___ Exercise data ___

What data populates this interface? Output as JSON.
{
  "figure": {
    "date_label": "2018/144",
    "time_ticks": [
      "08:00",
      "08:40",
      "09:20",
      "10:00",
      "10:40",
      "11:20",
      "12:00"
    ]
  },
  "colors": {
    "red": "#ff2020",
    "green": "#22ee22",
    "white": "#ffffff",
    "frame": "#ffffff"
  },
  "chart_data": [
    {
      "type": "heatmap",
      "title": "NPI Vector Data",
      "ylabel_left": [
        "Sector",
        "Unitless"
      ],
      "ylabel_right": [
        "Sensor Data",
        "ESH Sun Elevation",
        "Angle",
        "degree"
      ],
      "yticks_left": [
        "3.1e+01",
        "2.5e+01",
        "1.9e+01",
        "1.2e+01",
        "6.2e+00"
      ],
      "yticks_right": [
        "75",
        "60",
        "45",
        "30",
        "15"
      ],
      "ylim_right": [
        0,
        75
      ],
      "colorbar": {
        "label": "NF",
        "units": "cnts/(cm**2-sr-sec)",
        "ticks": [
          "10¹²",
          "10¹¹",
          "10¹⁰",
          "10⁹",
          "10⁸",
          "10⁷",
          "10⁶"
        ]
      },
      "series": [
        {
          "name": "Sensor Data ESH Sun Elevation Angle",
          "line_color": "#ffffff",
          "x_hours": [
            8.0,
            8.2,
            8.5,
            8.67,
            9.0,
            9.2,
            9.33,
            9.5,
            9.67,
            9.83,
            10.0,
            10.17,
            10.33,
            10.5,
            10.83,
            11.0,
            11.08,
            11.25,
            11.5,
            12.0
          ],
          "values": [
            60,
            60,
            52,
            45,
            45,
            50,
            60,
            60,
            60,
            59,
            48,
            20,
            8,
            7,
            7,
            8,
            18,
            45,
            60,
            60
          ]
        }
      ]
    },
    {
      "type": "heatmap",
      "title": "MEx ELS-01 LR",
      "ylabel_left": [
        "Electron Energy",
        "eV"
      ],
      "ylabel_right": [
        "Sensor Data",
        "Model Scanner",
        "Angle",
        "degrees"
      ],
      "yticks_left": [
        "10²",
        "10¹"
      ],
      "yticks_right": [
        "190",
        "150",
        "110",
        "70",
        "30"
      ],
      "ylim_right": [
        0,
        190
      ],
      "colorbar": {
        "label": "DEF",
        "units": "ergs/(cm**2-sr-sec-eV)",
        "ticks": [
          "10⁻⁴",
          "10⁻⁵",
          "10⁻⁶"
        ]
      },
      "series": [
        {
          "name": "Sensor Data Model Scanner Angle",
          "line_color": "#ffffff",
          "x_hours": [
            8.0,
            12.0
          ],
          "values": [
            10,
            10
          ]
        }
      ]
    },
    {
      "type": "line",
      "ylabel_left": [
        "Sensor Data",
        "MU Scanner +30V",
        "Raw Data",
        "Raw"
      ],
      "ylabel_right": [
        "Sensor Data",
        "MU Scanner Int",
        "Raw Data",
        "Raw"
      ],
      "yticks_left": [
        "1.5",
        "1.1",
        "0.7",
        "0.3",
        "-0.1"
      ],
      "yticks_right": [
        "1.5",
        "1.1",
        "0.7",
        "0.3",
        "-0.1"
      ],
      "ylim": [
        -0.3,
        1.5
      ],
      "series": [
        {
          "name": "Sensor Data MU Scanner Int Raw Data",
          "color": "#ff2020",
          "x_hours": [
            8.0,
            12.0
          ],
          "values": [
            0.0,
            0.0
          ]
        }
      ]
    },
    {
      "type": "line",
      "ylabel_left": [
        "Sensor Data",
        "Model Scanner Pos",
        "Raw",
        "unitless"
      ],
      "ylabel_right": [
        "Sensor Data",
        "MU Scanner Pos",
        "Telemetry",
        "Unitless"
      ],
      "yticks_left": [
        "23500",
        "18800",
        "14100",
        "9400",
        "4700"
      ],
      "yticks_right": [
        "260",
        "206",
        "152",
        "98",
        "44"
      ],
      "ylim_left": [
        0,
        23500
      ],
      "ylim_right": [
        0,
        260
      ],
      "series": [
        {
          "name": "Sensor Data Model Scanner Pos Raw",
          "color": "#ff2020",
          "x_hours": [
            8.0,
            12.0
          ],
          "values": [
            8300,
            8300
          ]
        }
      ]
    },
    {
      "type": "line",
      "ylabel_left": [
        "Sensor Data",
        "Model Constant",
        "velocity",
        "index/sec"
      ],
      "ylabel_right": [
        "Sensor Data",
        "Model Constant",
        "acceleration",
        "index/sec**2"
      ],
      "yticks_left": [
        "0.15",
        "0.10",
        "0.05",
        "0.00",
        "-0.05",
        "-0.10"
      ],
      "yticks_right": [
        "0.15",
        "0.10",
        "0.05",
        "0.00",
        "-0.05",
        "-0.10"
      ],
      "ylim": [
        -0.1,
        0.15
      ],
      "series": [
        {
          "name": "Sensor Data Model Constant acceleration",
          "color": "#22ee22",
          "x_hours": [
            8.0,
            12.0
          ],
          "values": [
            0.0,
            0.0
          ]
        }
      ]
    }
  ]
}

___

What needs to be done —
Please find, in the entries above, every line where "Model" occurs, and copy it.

Completed task —
        "Model Scanner",
          "name": "Sensor Data Model Scanner Angle",
        "Model Scanner Pos",
          "name": "Sensor Data Model Scanner Pos Raw",
        "Model Constant",
        "Model Constant",
          "name": "Sensor Data Model Constant acceleration",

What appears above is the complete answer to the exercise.